What you have to do:
Each line of the material is to be written out exactly.

Source material:
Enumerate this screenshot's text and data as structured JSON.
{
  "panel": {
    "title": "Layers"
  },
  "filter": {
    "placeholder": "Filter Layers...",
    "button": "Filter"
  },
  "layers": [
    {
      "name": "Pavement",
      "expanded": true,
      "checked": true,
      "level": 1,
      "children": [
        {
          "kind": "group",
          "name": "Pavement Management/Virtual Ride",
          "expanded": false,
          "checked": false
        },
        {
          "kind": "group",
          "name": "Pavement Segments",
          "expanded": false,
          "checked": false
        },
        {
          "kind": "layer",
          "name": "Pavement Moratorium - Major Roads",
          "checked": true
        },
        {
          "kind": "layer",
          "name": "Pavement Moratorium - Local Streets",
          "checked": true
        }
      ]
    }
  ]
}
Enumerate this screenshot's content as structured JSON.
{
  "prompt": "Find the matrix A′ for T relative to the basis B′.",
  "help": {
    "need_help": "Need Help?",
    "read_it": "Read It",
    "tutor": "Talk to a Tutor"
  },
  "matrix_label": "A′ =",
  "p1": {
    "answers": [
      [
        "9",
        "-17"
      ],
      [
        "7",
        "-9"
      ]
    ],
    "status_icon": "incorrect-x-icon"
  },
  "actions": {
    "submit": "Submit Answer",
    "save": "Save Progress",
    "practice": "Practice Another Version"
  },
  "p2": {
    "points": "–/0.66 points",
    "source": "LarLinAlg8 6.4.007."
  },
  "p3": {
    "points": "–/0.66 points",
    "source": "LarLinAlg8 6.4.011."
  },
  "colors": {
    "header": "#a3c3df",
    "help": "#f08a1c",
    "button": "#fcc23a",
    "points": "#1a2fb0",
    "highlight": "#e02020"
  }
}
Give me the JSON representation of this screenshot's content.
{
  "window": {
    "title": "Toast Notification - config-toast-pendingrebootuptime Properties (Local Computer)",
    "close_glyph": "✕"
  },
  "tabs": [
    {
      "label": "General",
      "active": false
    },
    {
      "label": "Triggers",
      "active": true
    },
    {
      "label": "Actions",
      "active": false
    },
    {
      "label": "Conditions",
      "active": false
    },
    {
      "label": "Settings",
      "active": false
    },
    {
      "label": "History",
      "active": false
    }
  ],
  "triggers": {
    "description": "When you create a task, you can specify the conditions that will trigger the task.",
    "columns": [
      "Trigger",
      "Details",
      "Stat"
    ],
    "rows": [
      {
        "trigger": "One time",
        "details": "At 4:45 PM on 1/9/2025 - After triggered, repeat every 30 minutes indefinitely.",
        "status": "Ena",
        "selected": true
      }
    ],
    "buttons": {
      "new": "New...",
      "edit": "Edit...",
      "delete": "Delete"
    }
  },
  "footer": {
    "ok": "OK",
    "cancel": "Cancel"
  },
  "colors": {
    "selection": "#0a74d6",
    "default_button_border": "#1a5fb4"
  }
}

Written answer:
Enumerate this screenshot's text and data as structured JSON.
{
  "panel": {
    "title": "Layers"
  },
  "filter": {
    "placeholder": "Filter Layers...",
    "button": "Filter"
  },
  "layers": [
    {
      "name": "Pavement",
      "expanded": true,
      "checked": true,
      "level": 1,
      "children": [
        {
          "kind": "group",
          "name": "Pavement Management/Virtual Ride",
          "expanded": false,
          "checked": false
        },
        {
          "kind": "group",
          "name": "Pavement Segments",
          "expanded": false,
          "checked": false
        },
        {
          "kind": "layer",
          "name": "Pavement Moratorium - Major Roads",
          "checked": true
        },
        {
          "kind": "layer",
          "name": "Pavement Moratorium - Local Streets",
          "checked": true
        }
      ]
    }
  ]
}
Enumerate this screenshot's content as structured JSON.
{
  "prompt": "Find the matrix A′ for T relative to the basis B′.",
  "help": {
    "need_help": "Need Help?",
    "read_it": "Read It",
    "tutor": "Talk to a Tutor"
  },
  "matrix_label": "A′ =",
  "p1": {
    "answers": [
      [
        "9",
        "-17"
      ],
      [
        "7",
        "-9"
      ]
    ],
    "status_icon": "incorrect-x-icon"
  },
  "actions": {
    "submit": "Submit Answer",
    "save": "Save Progress",
    "practice": "Practice Another Version"
  },
  "p2": {
    "points": "–/0.66 points",
    "source": "LarLinAlg8 6.4.007."
  },
  "p3": {
    "points": "–/0.66 points",
    "source": "LarLinAlg8 6.4.011."
  },
  "colors": {
    "header": "#a3c3df",
    "help": "#f08a1c",
    "button": "#fcc23a",
    "points": "#1a2fb0",
    "highlight": "#e02020"
  }
}
Give me the JSON representation of this screenshot's content.
{
  "window": {
    "title": "Toast Notification - config-toast-pendingrebootuptime Properties (Local Computer)",
    "close_glyph": "✕"
  },
  "tabs": [
    {
      "label": "General",
      "active": false
    },
    {
      "label": "Triggers",
      "active": true
    },
    {
      "label": "Actions",
      "active": false
    },
    {
      "label": "Conditions",
      "active": false
    },
    {
      "label": "Settings",
      "active": false
    },
    {
      "label": "History",
      "active": false
    }
  ],
  "triggers": {
    "description": "When you create a task, you can specify the conditions that will trigger the task.",
    "columns": [
      "Trigger",
      "Details",
      "Stat"
    ],
    "rows": [
      {
        "trigger": "One time",
        "details": "At 4:45 PM on 1/9/2025 - After triggered, repeat every 30 minutes indefinitely.",
        "status": "Ena",
        "selected": true
      }
    ],
    "buttons": {
      "new": "New...",
      "edit": "Edit...",
      "delete": "Delete"
    }
  },
  "footer": {
    "ok": "OK",
    "cancel": "Cancel"
  },
  "colors": {
    "selection": "#0a74d6",
    "default_button_border": "#1a5fb4"
  }
}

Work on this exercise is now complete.